Paula Lukats: “It is frustrating to me when people are really intent on food looking a certain way regardless of how it tastes. I find that a little bit frustrating. CSA is a direct relationship between the farmer and the consumer. It allows the farmer to get inputs at the beginning of the season when the members pay for the food when they need it, when they need to buy seed. They would need to take out loans ordinarily and try to make that back during the season. Part of it is sharing the risk. Farming is a risky business so partially the consumers are taking on some of that risk with the farmer so if they don’t have a great year you might not get as much, if they have a really great year you’re also sharing in the bounty as well.” 

faircompanies: Is it a program that has been copied?

Paula Lukats: There are CSAs all over the country. It’s an idea that originally came from Europe and Japan. In Japan it’s called Teikei (Literally translated means “partnership” or “cooperation”. The philosophical translation is “food with the farmer’s face on it.”) It was first in the US in 1986 I believe with Indian Line Farm in Massachusetts and then has grown. The city (NYC) is a bit unique. In most CSAs the people go to the farm to pick up their share, but because most city folks can’t get access to the farm the farmer drives the food into a central distribution place in the city and there are 41 of those distribution places in the city.

Why is it important to have regional farms?

The predominant way that food is grown in the country is the industrialized mono-cropping way and it’s not good for the environment, it’s not good for people’s health, it’s not good for the economy. So this is a way of protecting the land, of protecting family farms and their communities and also getting really quality produce into the city and into neighborhoods where they don’t really have access to local, organic produce.

So it’s not just about health, it’s also about the environment?

It’s both. It really supports small family farmers who want to keep farming their land. It’s difficult to find markets sometimes. So it gives them a market, it gives them the support that their farm needs, but it also allows city folks to get quality produce and make that connection with where their food is coming from. And to know their farmer and to be able to ask questions and to really feel an affinity for where their food is coming from which we’ve lost a lot of.

What about just buying organic?

A lot of the organic is now farmed on large mono-cropping farms, which you know, is an improvement but it’s still, we want to support family farms that are growing a real diversity of produce. Some of the CSAs provide 40 different types of vegetables and they may be growing 20 different varieties of any one vegetable. They grow a lot of heirloom varieties, a lot of ones that aren’t bred to travel well, aren’t bred to look pretty in a market, but they taste good and they’re healthy and they have a lot of nutrients.

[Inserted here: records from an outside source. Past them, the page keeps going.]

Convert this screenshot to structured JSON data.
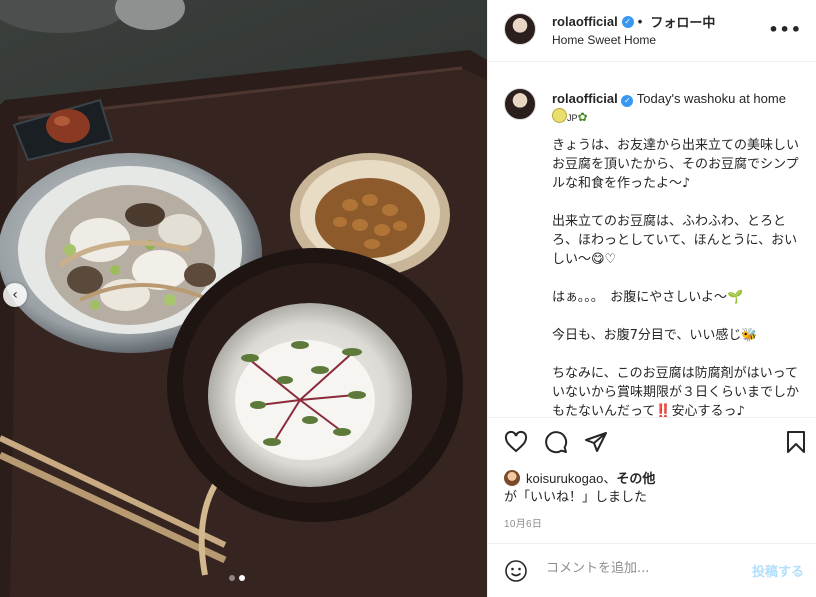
{
  "header": {
    "username": "rolaofficial",
    "separator": "•",
    "follow_status": "フォロー中",
    "subtitle": "Home Sweet Home",
    "more_icon": "more-horizontal-icon"
  },
  "caption": {
    "username": "rolaofficial",
    "headline": "Today's washoku at home",
    "flag_label": "JP",
    "paragraphs": [
      "きょうは、お友達から出来立ての美味しいお豆腐を頂いたから、そのお豆腐でシンプルな和食を作ったよ〜♪",
      "出来立てのお豆腐は、ふわふわ、とろとろ、ほわっとしていて、ほんとうに、おいしい〜😋♡",
      "はぁ。。。　お腹にやさしいよ〜🌱",
      "今日も、お腹7分目で、いい感じ🐝",
      "ちなみに、このお豆腐は防腐剤がはいっていないから賞味期限が３日くらいまでしかもたないんだって‼️安心するっ♪"
    ]
  },
  "actions": {
    "like_icon": "heart-icon",
    "comment_icon": "comment-icon",
    "share_icon": "paper-plane-icon",
    "save_icon": "bookmark-icon"
  },
  "likes": {
    "liker": "koisurukogao",
    "connector": "、",
    "others": "その他",
    "suffix": "が「いいね！」しました"
  },
  "date": "10月6日",
  "comment": {
    "placeholder": "コメントを追加...",
    "post_label": "投稿する"
  },
  "carousel": {
    "total": 2,
    "current": 2,
    "prev_icon": "chevron-left-icon"
  },
  "colors": {
    "verified": "#3897f0",
    "post_disabled": "#b2dffc",
    "muted": "#8e8e8e"
  }
}
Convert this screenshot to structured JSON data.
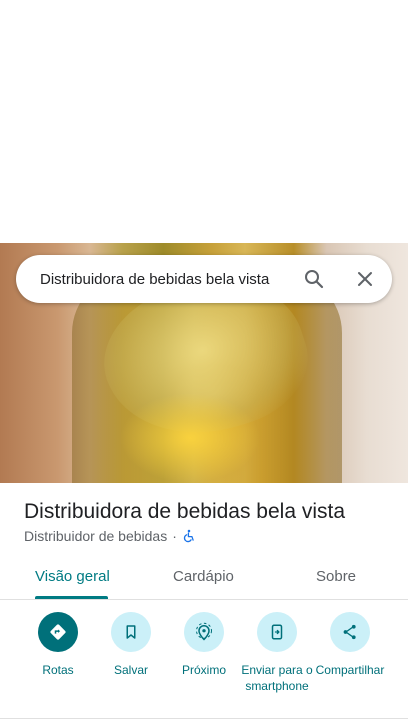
{
  "search": {
    "query": "Distribuidora de bebidas bela vista"
  },
  "place": {
    "title": "Distribuidora de bebidas bela vista",
    "category": "Distribuidor de bebidas",
    "separator": "·"
  },
  "tabs": [
    {
      "label": "Visão geral",
      "active": true
    },
    {
      "label": "Cardápio",
      "active": false
    },
    {
      "label": "Sobre",
      "active": false
    }
  ],
  "actions": [
    {
      "label": "Rotas",
      "icon": "directions-icon"
    },
    {
      "label": "Salvar",
      "icon": "bookmark-icon"
    },
    {
      "label": "Próximo",
      "icon": "nearby-icon"
    },
    {
      "label": "Enviar para o smartphone",
      "icon": "send-to-phone-icon"
    },
    {
      "label": "Compartilhar",
      "icon": "share-icon"
    }
  ],
  "colors": {
    "accent": "#00707a",
    "accent_light": "#cbf0f8",
    "tab_active": "#007b83",
    "wheelchair_icon": "#1a73e8"
  }
}
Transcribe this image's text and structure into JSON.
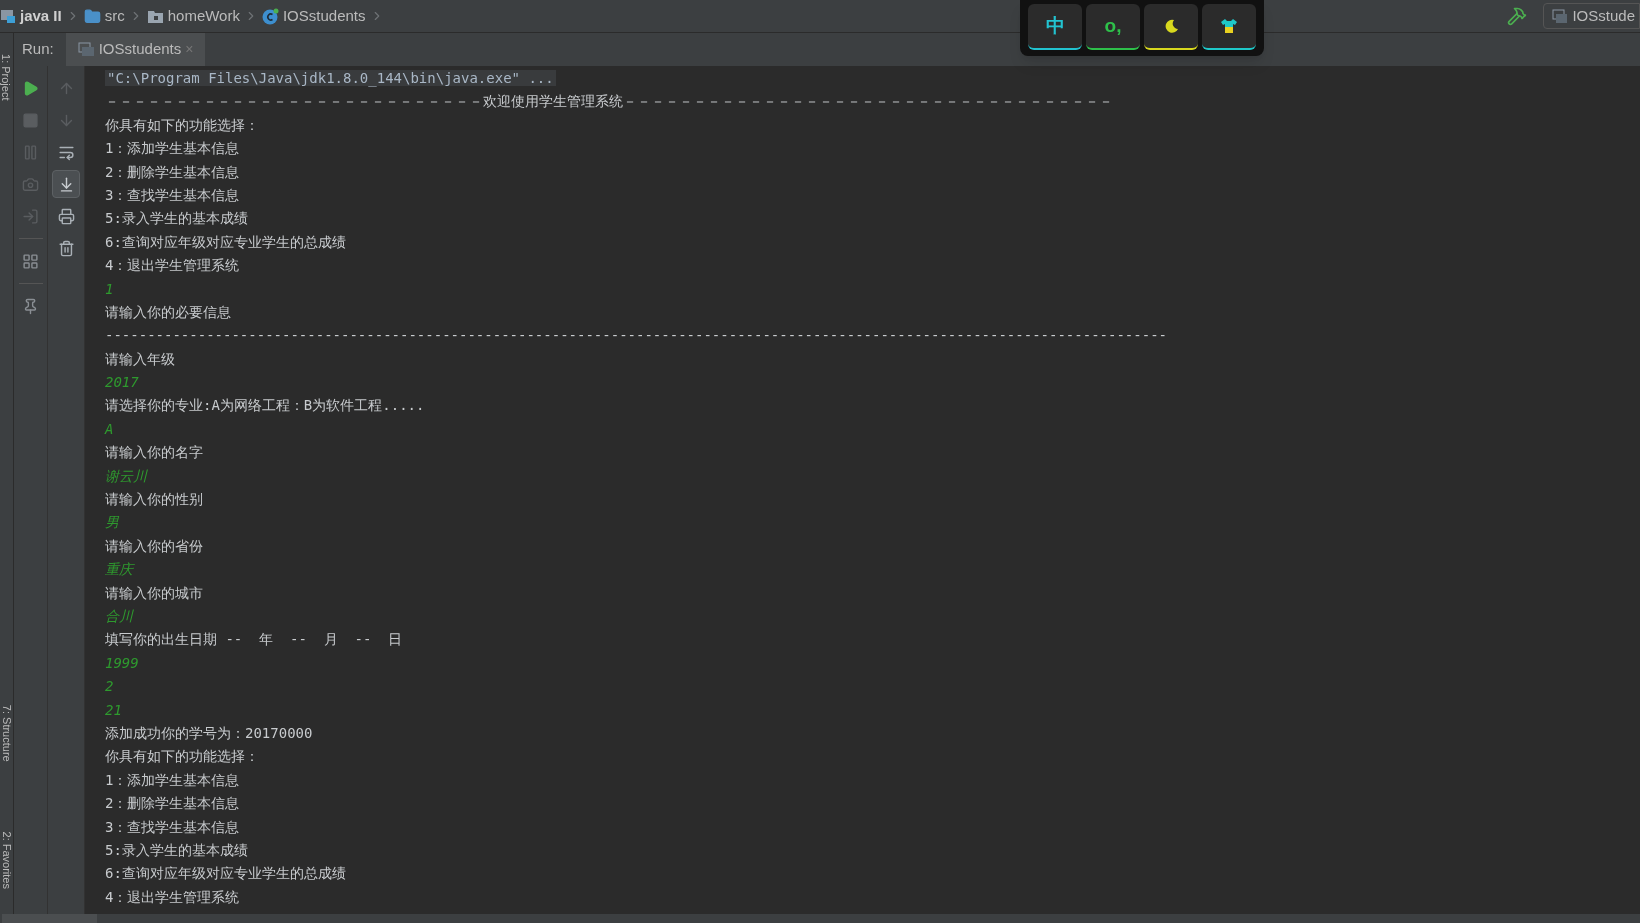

What’s so bad about mono-cropping?

Mono-cropping is just really hard on the environment, hard on land. It just really takes a lot of inputs to maintain land growing one crop over time. So it takes a lot of chemical fertilizer because it doesn’t leave anything in the soil that can be used year alter year. So it just puts a huge amount of stress on the land. So growing a diversity of produce, farmers can rotate crops which minimizes pests, it adds nutrients back into the soil, use plants that take different things out of the soil to really help not have to use artificial fertilizers and artificial pest control.

Are CSAs successful for the farmers as well as the consumers?

It’s definitely beneficial for both. The farmers are able to have a steady market that they know what they’re growing. When they come down with their truck full of produce they know they’re going home with an empty truck rather than at a farmers market if they don’t have a good day they might go home with a lot of what they brought down. They can plan ahead because they know how many people they’re growing for and they get their inputs earlier in the season when they need it. For the consumers, they’re really getting a collection with the land and wonderful, healthy produce, as fresh as you can get that the farmers picked the day before, the morning of distribution. It’s as fresh as you can get it and also really have a community aspect as well.